Yuan Lee attends Hsinchu Senior High School. Here he plays on the tennis team besides playing trombone in the marching band. He is also an avid reader of a wide variety of books among which the biography of Madame Curie that makes a strong impact on him at a young age.

Yuan Lee attends National Taiwan University without having to take an entrance exam because of his excellent academic performance in high school. He chooses chemistry and he writes his B.S. under Professor Hua-sheng Cheng on the separation of strontium and barium using the paper electrophoresis method.

Yuan Lee works at Tsinghua as a Research Assistant. Researching along with Professor C.H. Wong, Lee carries out the x-ray structure determination of tricyclopentadienyl samarium.

Yuan Lee becomes Assistant Professor in the Department of Chemistry at the James Franck Institute of the University of Chicago. He is promoted to Associate Professor in October 1971 and professor in January 1973. Here Lee builds a new, more advanced crossed molecular beams apparatus able to carry out even more successful experiments.

Yuan Lee is born in Hsinchu, in northern Japanese Taiwan to Lee Tze-fan, an accomplished artist, and Ts'ai P'ei, an elementary school teacher.

Yuan Lee enters Harvard University as a Post-doctoral Fellow joining Professor Dudley Herschbach. Here Lee works on the reactions of hydrogen atoms and diatomic alkali molecules with Robert Gordon and on the construction of a universal crossed molecular beams apparatus with Doug McDonald, Pierre LeBreton and George Pisiello.

Yuan Lee is Distinguished Research Fellow at the Institute of Atomic and Molecular Sciences at the Academia Sinica. He works in the reaction dynamics laboratory.

Yuan Lee is President of the Academia Sinica (a national Taiwanese institution supporting research activities in a wide variety of disciplines, ranging from mathematical and physical sciences, to life sciences, and to humanities and social sciences).

Yuan Lee goes on researching in Mahan's group and starts to work on ion molecule reactive scattering experiments with Ron Gentry using ion beam techniques measuring energy and angular distributions. Before long, Lee designs, builds, and performs experiments with a powerful scattering apparatus and also assembles a complete product distribution contour map.

Yuan Lee enters University of California at Berkeley as a graduate student. Here Lee becomes more and more interested in ion-molecule reactions and the dynamics of molecular scattering—particularly crossed molecular beam studies of reaction dynamics. In 1965 he earns his Ph.D. with a dissertation on chemi-ionization processes of electronically excited alkali atoms.

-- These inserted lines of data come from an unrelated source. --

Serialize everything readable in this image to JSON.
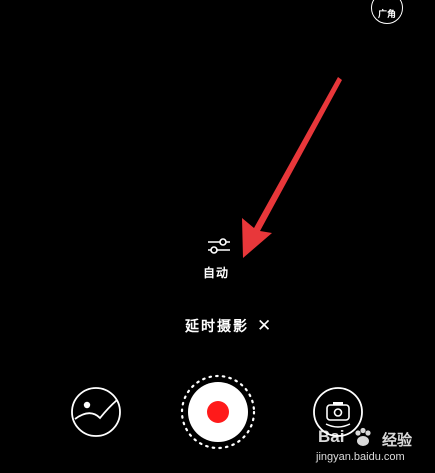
{
  "top_bar": {
    "wide_angle_label": "广角"
  },
  "settings": {
    "auto_label": "自动"
  },
  "mode": {
    "label": "延时摄影",
    "close_symbol": "✕"
  },
  "watermark": {
    "brand": "Bai",
    "brand_suffix": "经验",
    "url": "jingyan.baidu.com"
  },
  "colors": {
    "arrow": "#e8373a",
    "shutter_record": "#ff1a1a",
    "background": "#000000"
  },
  "icons": {
    "wide_angle": "wide-angle-toggle",
    "settings": "sliders-icon",
    "gallery": "gallery-thumbnail",
    "shutter": "record-shutter",
    "flip": "camera-switch-icon"
  }
}
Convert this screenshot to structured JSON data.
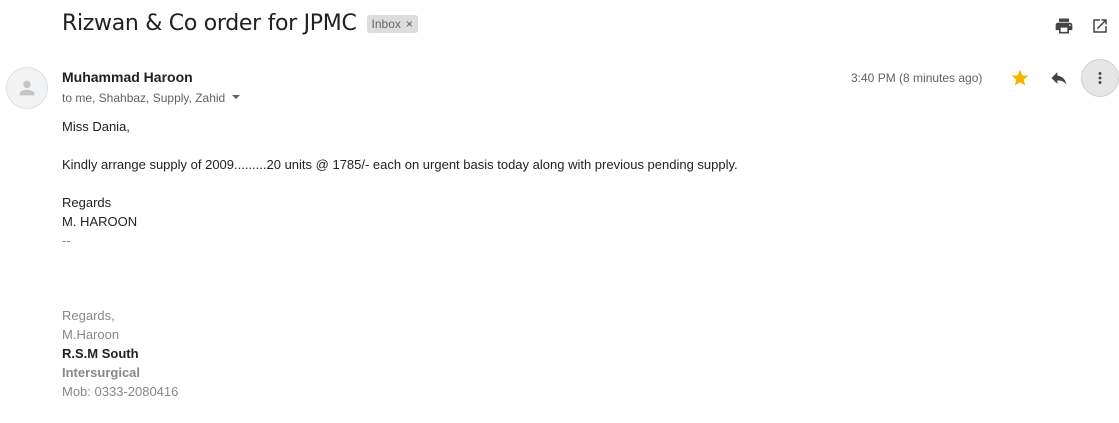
{
  "email": {
    "subject": "Rizwan & Co order for JPMC",
    "label": "Inbox",
    "label_remove": "×",
    "sender": "Muhammad Haroon",
    "recipients": "to me, Shahbaz, Supply, Zahid",
    "time": "3:40 PM (8 minutes ago)",
    "body": {
      "greeting": "Miss Dania,",
      "message": "Kindly arrange supply of 2009.........20 units @ 1785/- each on urgent basis today along with previous pending supply.",
      "closing": "Regards",
      "name": "M. HAROON",
      "separator": "--"
    },
    "signature": {
      "regards": "Regards,",
      "name": "M.Haroon",
      "title": "R.S.M South",
      "company": "Intersurgical",
      "mobile": "Mob: 0333-2080416"
    }
  },
  "icons": [
    "print-icon",
    "open-in-new-window-icon",
    "avatar-person-icon",
    "chevron-down-icon",
    "star-icon",
    "reply-icon",
    "more-vert-icon"
  ],
  "colors": {
    "star": "#f4b400",
    "label_bg": "#dddddd",
    "more_bg": "#e6e6e6"
  }
}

When Yuan Lee begins his elementary education, Taiwan is under Japanese occupation. Lee attends Hsinchu's Elementary school. Here he plays on the baseball, BMX, and ping-pong teams of the school. His primary education is interrupted during World War II because the city populace is relocated to the mountains to escape the bombings of the Allied Army. After the war, when Taiwan is returned to China, he is able to attend school again.

Yuan Lee returns to Berkeley as Professor of Chemistry and principal investigator at the Lawrence Berkeley Laboratory of the University of California. His laboratory attracts bright scientists from all over the world and contains complex molecular beams devices able to deal with problems associated with reaction dynamics, photochemical processes, and molecular spectroscopy. He becomes Emeritus in 1994.

Yuan Lee with Doug McDonald, Pierre LeBreton and George Pisiello completes the construction of a universal crossed molecular beams apparatus in ten months and the first successful non alkali neutral beam experiment is carried out in late 1967.

Yuan Lee attends National Tsinghua University where he earns his Master's degree under Professor H. Hamaguchi studying the natural radioisotopes contained in Hukutolite, a mineral of hot spring sediment.

Yuan Lee receives one third of the Nobel Prize for Chemistry along with Dudley R. Herschbach and John C. Polanyi "for their contributions concerning the dynamics of chemical elementary processes". Lee is the first Taiwanese-born Nobel Prize winner.